HARARE – Despite an increase in water production at Morton Jaffray (MJ) water treatment works, Harare is still losing the liquid to burst pipes.
Harare City Council spokesperson Michael Chideme said MJ had increased water production by 20 megalitres, resulting in some pipes giving in to water pressure.
“Because of the improved water production from MJ, we are experiencing an unprecedented number of pipe bursts in various localities. We would appreciate if people reported burst pipes as soon as they notice them to reduce increased water losses,” Chideme said.
HCC director of water Hosea Chisango said unless the distribution network is replaced, Harare’s water would still to be lost to burst pipes and leakages.
Currently, the city is losing 65 percent of its treated water through among other things illegal water connections and non-functional meters.
He said in areas where there was an improvement in water supply, council had introduced pressure reducing valves to make sure that water losses were also limited.
“From the 5 500 kilometres (km) of pipe network if we can deal with between 2 500km and 3 000km then we would have a system that has integrity. What we want is to reduce the losses to 20 percent. After we have done replacements we will require a leak detection system in our network,” Chisango said.
He added that the bottleneck council still had despite completing MJ was the work that still needed to be done on Warren Control pump station.

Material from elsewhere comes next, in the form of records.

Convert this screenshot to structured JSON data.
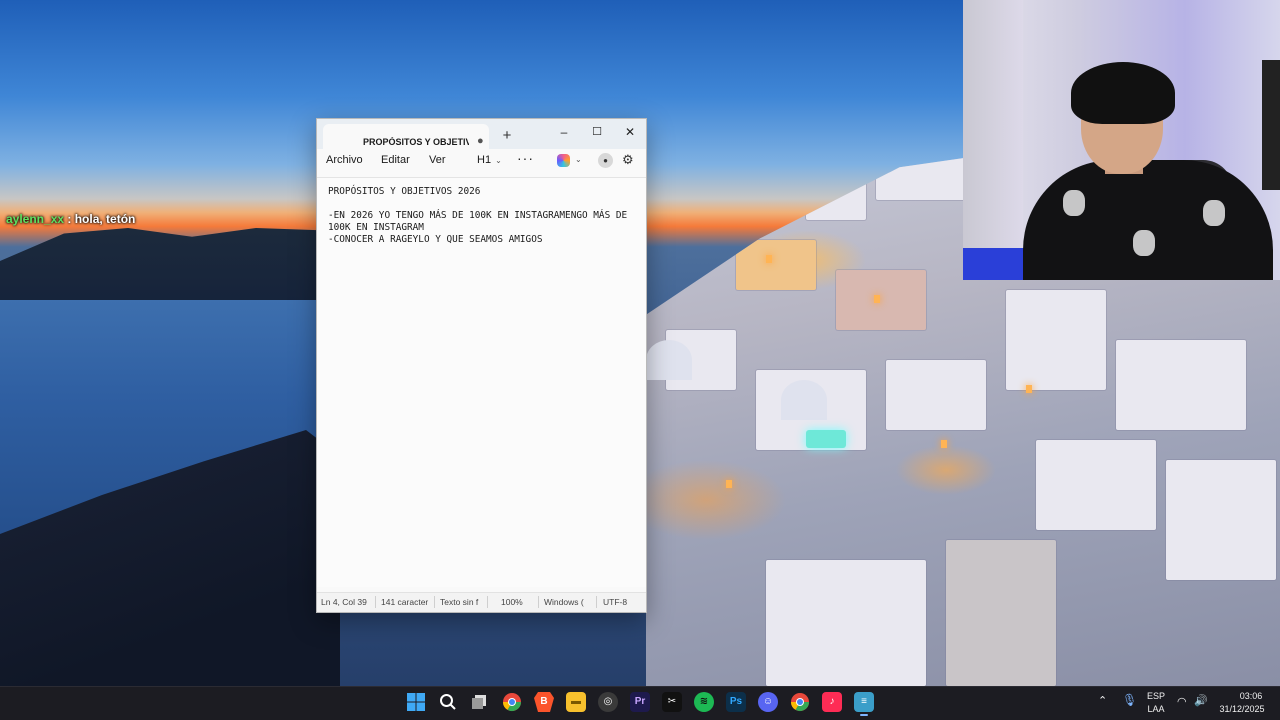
{
  "chat": {
    "username": "aylenn_xx",
    "message": " : hola, tetón"
  },
  "notepad": {
    "tab_title": "PROPÓSITOS Y OBJETIVO",
    "menu": [
      "Archivo",
      "Editar",
      "Ver"
    ],
    "heading_select": "H1",
    "lines": [
      "PROPÓSITOS Y OBJETIVOS 2026",
      "",
      "-EN 2026 YO TENGO MÁS DE 100K EN INSTAGRAMENGO MÁS DE",
      "100K EN INSTAGRAM",
      "-CONOCER A RAGEYLO Y QUE SEAMOS AMIGOS"
    ],
    "status": {
      "position": "Ln 4, Col 39",
      "chars": "141 caracter",
      "format": "Texto sin f",
      "zoom": "100%",
      "line_ending": "Windows (",
      "encoding": "UTF-8"
    }
  },
  "taskbar": {
    "apps": [
      {
        "name": "windows-start",
        "color": "#2fa2f5"
      },
      {
        "name": "search",
        "color": "#1c1c22"
      },
      {
        "name": "task-view",
        "color": "#1c1c22"
      },
      {
        "name": "chrome",
        "color": "#e8483b"
      },
      {
        "name": "brave",
        "color": "#fb542b"
      },
      {
        "name": "file-explorer",
        "color": "#f7c02d"
      },
      {
        "name": "obs",
        "color": "#3a3a3a"
      },
      {
        "name": "premiere-pro",
        "color": "#1e1a4d"
      },
      {
        "name": "capcut",
        "color": "#111111"
      },
      {
        "name": "spotify",
        "color": "#1db954"
      },
      {
        "name": "photoshop",
        "color": "#0c2f4a"
      },
      {
        "name": "discord",
        "color": "#5865f2"
      },
      {
        "name": "chrome-2",
        "color": "#e8483b"
      },
      {
        "name": "tiktok",
        "color": "#fe2c55"
      },
      {
        "name": "notepad",
        "color": "#3b9ec9"
      }
    ],
    "lang_top": "ESP",
    "lang_bottom": "LAA",
    "time": "03:06",
    "date": "31/12/2025"
  }
}
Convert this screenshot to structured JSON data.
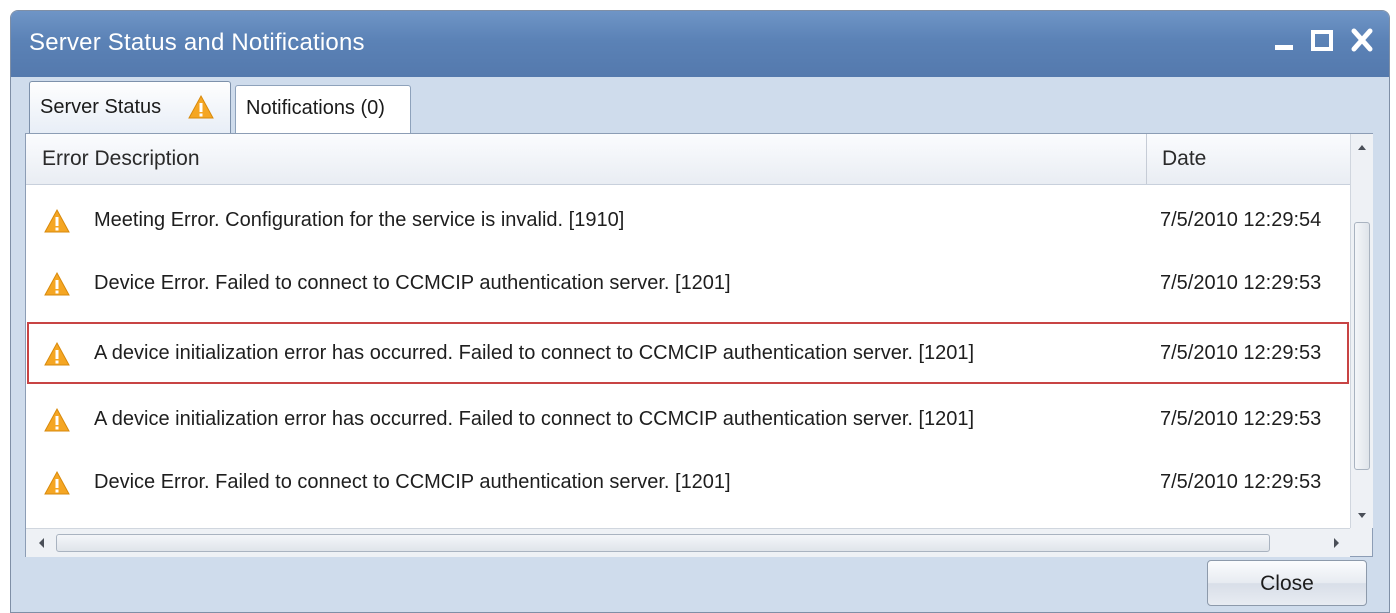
{
  "window": {
    "title": "Server Status and Notifications"
  },
  "tabs": [
    {
      "label": "Server Status",
      "icon": "warning-icon"
    },
    {
      "label": "Notifications (0)"
    }
  ],
  "table": {
    "columns": [
      "Error Description",
      "Date"
    ],
    "rows": [
      {
        "description": "Meeting Error. Configuration for the service is invalid. [1910]",
        "date": "7/5/2010 12:29:54"
      },
      {
        "description": "Device Error. Failed to connect to CCMCIP authentication server. [1201]",
        "date": "7/5/2010 12:29:53"
      },
      {
        "description": "A device initialization error has occurred. Failed to connect to CCMCIP authentication server. [1201]",
        "date": "7/5/2010 12:29:53",
        "selected": true
      },
      {
        "description": "A device initialization error has occurred. Failed to connect to CCMCIP authentication server. [1201]",
        "date": "7/5/2010 12:29:53"
      },
      {
        "description": "Device Error. Failed to connect to CCMCIP authentication server. [1201]",
        "date": "7/5/2010 12:29:53"
      }
    ]
  },
  "footer": {
    "close_label": "Close"
  },
  "colors": {
    "titlebar": "#5b82b6",
    "warning": "#f5a623",
    "selection_outline": "#c84444"
  }
}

“We will still have disturbances in terms of water supply if Warren Control remains unstable because 80 percent of the water that passes through MJ goes to Warren Control,” he said.
Letombo, Alexandra Park and Warren Control were proposed for refurbishment in the $144 million China Exim Bank loan but have not taken off due to delayed disbursements of funds.
Harare also requires $178 million to fund its water pipe replacement and network rehabilitation exercise to avoid losses due to burst pipes and illegal connections.
Once completed, the refurbishment and pipe replacement would reduce physical water losses by 72 million litres per day, increase supply coverage to 72 000 households, reduce non-revenue water by 25 percent and increase revenue by about $21,6 million per year.